The Disaster Law Project has been supporting advocates in Puerto Rico in their efforts to make sure that homeowners who survived Hurricane Maria receive the assistance they are entitled to by law. Up to 70,000 homeowners were wrongly denied FEMA benefits because the agency required proof of ownership that either was not available, or did not exist under Puerto Rico law.
After months of back and forth, FEMA agreed to take certain steps in line with our demands. Specifically, the agency will:
- contact individual homeowners whose application was wrongly denied to advise that they have an opportunity to re-file their claim;
- notify homeowners that they can fill out a Sworn Declaration, and submit additional documentation to establish home-ownership;
- waive certain filing deadlines that would otherwise bar an appeal, and;
- direct applicants to legal aid organizations that can provide additional assistance.
Our job now is to make sure FEMA lives up to it promise so that eligible home-owners can finally start to rebuild.
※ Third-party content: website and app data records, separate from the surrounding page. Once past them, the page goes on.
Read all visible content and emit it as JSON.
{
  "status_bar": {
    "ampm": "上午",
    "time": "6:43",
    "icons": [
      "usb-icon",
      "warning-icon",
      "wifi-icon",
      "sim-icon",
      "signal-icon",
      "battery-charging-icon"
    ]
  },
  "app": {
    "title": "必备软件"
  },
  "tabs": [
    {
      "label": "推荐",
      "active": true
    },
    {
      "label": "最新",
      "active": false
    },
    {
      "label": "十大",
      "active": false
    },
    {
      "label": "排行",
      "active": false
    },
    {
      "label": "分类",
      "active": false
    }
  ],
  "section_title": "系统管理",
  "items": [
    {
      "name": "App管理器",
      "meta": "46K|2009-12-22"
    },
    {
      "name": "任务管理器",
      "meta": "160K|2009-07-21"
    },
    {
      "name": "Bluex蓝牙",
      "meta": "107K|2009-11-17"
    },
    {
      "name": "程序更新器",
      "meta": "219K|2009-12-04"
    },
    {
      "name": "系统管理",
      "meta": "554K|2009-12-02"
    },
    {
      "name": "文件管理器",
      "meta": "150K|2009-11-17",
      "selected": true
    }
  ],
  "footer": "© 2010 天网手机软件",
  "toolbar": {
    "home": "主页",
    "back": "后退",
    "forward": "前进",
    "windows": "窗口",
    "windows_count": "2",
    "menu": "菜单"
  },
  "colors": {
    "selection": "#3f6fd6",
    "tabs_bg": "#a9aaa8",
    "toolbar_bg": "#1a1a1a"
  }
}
UPDATE: a bill introduced by Senator Elizabeth Warren (D-MA) and Rep. Adriano Espaillat (D-NY 13) would avoid these problems in future disasters. The Housing Survivors of Major Disasters Act of 2019 would expand the type of evidence disaster survivors could rely on to establish home-ownership, and would make benefits available to people who occupy otherwise unused property, or are homeless. A summary of the bill is here; full text here.